▼

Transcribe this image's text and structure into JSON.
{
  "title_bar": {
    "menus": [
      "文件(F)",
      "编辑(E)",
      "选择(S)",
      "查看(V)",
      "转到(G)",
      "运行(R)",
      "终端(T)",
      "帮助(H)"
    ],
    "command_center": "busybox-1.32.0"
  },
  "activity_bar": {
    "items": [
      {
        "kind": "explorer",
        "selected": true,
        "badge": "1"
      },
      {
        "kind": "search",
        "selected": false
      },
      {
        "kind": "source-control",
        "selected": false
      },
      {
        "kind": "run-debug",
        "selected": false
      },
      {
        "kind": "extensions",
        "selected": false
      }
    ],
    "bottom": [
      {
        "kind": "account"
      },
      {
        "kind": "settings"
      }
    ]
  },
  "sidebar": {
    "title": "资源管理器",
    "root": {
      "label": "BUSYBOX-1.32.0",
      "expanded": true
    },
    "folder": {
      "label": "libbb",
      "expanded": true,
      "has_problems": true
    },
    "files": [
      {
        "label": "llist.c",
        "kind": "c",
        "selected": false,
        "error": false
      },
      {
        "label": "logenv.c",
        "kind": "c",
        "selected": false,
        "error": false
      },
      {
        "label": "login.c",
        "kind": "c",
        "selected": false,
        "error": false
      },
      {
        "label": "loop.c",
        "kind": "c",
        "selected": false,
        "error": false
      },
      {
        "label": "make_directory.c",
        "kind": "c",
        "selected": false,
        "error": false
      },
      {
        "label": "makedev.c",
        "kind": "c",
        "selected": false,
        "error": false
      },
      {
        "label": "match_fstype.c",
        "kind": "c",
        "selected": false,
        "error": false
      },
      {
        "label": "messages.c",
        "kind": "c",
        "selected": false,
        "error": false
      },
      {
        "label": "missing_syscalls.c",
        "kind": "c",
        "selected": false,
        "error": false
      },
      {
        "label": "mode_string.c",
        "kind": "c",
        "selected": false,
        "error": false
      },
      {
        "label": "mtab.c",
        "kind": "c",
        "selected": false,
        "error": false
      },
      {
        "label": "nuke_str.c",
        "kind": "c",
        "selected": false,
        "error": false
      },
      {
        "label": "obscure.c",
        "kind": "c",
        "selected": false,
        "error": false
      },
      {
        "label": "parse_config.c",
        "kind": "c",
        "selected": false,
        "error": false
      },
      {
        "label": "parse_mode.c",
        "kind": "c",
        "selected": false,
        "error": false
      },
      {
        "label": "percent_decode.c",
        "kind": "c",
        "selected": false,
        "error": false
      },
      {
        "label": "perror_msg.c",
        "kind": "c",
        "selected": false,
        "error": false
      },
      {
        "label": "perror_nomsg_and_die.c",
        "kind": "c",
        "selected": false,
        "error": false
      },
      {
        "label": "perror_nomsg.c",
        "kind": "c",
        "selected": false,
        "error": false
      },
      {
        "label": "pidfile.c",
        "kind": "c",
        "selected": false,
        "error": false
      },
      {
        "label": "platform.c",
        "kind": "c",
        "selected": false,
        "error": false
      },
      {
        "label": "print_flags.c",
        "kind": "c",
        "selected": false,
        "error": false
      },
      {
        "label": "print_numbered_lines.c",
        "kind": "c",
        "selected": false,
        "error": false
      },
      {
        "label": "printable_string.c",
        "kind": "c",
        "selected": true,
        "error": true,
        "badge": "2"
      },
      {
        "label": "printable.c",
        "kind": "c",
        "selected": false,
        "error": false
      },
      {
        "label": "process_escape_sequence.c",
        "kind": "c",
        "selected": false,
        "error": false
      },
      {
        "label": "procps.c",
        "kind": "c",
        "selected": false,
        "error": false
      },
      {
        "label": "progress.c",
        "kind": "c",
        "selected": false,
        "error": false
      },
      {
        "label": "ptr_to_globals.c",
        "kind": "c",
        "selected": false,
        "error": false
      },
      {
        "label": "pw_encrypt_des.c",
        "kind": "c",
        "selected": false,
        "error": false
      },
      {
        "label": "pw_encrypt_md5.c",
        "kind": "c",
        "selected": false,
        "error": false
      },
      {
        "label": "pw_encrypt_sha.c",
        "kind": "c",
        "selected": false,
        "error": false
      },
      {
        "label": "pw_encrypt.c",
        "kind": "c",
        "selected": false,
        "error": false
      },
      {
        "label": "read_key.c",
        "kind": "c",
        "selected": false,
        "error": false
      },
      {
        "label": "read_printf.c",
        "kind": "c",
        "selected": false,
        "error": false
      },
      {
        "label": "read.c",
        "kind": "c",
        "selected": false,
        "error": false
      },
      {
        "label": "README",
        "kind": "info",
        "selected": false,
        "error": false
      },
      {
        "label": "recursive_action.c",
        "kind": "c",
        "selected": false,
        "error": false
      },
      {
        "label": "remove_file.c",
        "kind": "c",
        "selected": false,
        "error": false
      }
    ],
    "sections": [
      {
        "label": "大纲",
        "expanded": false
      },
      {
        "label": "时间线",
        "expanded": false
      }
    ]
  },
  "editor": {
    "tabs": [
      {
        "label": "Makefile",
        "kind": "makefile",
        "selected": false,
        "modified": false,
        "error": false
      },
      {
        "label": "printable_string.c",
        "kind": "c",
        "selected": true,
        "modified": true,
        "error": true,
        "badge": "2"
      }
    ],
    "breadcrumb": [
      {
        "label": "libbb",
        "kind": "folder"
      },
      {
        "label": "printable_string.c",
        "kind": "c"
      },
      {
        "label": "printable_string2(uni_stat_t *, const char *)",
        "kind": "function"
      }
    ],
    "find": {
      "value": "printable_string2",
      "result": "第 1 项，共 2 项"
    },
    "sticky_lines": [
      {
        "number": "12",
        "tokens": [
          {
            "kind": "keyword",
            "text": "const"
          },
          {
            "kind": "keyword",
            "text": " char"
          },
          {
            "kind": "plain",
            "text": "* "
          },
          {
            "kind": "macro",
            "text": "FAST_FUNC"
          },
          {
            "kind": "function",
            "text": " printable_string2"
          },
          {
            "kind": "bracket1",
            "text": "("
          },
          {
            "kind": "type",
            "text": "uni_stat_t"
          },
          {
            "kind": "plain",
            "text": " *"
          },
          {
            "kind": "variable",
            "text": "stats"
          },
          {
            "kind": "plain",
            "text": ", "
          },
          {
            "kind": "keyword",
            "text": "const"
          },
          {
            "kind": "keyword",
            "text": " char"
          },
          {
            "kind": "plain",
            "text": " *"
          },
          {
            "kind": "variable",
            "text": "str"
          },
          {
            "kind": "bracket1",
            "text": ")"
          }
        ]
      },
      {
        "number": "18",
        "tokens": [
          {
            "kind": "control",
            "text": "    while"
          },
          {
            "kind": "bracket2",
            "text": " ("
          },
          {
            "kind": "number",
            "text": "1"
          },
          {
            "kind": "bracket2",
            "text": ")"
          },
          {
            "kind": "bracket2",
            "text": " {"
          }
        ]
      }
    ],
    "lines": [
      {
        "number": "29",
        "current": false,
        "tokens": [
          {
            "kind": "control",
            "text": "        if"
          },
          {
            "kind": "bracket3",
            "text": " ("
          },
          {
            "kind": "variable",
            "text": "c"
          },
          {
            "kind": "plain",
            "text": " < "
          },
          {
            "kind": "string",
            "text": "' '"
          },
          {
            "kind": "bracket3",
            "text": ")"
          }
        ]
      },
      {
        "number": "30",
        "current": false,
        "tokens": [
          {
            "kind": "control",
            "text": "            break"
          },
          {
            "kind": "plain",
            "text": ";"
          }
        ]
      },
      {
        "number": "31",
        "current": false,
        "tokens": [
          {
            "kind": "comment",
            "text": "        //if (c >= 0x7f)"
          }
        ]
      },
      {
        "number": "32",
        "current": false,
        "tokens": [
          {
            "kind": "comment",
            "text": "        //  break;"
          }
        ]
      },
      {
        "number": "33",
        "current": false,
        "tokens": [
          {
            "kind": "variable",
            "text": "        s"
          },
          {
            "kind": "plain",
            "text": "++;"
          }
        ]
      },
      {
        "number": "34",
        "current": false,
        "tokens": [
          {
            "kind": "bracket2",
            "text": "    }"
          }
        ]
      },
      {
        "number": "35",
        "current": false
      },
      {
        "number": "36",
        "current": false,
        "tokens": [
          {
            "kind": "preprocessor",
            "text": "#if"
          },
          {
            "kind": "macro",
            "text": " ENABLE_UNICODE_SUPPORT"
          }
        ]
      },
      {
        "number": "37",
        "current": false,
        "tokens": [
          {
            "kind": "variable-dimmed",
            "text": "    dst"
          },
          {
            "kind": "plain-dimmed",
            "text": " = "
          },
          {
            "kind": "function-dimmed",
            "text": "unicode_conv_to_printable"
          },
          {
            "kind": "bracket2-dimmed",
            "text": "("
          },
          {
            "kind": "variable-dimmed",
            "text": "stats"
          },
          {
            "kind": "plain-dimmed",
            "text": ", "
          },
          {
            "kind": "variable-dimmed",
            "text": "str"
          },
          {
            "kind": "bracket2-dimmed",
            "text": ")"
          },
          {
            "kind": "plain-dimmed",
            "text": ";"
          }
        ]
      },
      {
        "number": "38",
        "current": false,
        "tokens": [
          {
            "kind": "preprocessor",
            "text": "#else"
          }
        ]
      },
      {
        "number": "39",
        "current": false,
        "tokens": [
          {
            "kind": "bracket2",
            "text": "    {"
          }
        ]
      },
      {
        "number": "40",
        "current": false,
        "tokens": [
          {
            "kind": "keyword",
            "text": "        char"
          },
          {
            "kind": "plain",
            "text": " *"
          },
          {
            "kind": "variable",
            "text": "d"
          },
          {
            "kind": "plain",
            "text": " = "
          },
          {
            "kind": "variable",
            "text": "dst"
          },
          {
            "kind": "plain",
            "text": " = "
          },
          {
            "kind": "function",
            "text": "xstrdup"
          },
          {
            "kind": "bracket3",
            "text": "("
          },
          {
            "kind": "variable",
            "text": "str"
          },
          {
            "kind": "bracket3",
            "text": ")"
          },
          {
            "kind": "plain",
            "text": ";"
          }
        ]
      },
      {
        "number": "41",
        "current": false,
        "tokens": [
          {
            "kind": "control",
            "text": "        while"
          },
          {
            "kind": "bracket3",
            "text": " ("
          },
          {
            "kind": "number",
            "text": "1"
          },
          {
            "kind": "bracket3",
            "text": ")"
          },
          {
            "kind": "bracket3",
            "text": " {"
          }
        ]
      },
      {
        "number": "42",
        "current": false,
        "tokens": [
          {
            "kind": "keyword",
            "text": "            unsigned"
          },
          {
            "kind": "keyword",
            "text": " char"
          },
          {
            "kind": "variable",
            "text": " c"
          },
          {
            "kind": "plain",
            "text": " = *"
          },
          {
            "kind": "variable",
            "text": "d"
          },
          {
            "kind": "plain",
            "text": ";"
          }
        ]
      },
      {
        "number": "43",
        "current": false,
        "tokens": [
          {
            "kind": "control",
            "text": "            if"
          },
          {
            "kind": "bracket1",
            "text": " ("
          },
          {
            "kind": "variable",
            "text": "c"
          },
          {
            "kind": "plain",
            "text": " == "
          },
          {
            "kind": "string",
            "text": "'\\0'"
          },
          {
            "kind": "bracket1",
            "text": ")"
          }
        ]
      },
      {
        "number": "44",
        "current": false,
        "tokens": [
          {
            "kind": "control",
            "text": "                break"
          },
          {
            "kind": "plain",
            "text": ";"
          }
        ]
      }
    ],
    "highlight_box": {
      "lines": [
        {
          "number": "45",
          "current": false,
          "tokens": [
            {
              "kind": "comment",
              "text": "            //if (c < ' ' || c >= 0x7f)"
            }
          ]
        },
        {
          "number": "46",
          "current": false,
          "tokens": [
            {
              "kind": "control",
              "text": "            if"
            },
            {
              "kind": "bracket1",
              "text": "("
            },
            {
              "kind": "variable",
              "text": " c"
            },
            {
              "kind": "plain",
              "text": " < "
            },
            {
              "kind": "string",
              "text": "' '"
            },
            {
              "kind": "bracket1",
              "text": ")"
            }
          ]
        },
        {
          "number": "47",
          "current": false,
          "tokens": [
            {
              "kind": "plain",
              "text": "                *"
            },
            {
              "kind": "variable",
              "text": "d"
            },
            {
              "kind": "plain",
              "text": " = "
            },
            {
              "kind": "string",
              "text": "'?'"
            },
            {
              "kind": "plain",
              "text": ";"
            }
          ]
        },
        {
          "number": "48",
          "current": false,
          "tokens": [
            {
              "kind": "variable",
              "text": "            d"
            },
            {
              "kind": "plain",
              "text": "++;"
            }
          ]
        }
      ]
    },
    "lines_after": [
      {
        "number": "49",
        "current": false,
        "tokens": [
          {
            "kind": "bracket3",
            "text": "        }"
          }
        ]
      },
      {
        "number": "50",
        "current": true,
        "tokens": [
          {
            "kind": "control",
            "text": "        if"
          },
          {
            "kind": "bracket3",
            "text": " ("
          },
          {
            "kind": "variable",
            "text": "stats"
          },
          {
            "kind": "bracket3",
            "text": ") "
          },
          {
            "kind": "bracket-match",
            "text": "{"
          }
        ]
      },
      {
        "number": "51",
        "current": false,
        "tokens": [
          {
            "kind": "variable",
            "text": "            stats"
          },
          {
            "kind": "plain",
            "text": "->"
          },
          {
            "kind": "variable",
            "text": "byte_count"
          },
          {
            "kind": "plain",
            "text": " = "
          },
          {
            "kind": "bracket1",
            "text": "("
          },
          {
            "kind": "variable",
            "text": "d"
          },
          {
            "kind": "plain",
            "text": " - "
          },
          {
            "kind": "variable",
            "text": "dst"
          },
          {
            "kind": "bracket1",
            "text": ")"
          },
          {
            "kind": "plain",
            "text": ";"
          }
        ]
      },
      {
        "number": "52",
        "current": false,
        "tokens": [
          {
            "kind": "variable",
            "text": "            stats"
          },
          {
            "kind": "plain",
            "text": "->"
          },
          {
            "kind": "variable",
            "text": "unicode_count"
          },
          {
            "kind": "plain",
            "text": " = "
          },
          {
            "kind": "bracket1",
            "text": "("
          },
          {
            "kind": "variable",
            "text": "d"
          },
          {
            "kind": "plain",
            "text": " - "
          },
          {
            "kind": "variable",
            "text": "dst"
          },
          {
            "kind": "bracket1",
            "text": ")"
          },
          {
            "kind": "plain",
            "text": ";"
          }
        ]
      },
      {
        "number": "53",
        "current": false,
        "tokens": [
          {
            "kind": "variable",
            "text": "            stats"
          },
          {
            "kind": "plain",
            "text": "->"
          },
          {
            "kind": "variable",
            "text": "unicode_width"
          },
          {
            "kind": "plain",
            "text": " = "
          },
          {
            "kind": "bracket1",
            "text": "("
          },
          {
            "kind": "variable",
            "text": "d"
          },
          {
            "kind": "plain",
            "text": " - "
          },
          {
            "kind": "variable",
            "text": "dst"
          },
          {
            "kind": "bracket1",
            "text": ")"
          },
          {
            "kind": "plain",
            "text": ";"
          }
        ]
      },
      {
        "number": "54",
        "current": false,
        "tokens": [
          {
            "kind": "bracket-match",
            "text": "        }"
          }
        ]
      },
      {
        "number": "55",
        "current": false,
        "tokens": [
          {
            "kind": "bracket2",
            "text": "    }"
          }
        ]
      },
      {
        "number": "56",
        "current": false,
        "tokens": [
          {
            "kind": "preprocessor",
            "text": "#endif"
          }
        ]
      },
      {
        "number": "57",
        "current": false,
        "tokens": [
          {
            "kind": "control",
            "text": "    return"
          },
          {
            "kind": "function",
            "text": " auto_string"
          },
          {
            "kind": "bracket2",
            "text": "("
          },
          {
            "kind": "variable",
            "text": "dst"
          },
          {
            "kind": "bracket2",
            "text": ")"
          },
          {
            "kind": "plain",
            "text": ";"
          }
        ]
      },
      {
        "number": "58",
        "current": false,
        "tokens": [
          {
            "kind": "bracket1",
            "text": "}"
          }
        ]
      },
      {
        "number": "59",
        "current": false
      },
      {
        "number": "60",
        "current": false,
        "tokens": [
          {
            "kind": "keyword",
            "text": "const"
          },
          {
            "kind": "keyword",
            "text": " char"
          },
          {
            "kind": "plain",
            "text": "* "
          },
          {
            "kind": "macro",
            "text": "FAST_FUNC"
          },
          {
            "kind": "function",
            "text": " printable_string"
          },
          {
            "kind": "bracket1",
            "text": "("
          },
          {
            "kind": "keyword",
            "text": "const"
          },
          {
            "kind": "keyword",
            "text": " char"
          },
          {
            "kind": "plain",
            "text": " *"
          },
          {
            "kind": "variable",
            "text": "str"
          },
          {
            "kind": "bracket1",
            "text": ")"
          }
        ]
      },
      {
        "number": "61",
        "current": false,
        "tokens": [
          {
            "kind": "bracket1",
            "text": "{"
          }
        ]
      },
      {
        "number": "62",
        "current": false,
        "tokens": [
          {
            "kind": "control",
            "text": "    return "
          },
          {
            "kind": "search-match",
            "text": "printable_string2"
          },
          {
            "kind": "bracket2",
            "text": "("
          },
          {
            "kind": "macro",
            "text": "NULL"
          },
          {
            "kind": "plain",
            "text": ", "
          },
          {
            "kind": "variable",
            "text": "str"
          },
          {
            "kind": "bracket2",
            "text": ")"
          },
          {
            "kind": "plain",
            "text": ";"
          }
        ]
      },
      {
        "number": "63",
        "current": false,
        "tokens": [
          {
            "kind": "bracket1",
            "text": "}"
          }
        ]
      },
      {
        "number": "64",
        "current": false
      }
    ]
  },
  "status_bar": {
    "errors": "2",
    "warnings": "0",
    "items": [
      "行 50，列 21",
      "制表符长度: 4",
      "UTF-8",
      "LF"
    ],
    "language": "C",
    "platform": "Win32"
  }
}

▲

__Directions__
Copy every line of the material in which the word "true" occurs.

__Response__
        "selected": true,
      "expanded": true
      "expanded": true,
      "has_problems": true
        "selected": true,
        "error": true,
        "selected": true,
        "modified": true,
        "error": true,
        "current": true,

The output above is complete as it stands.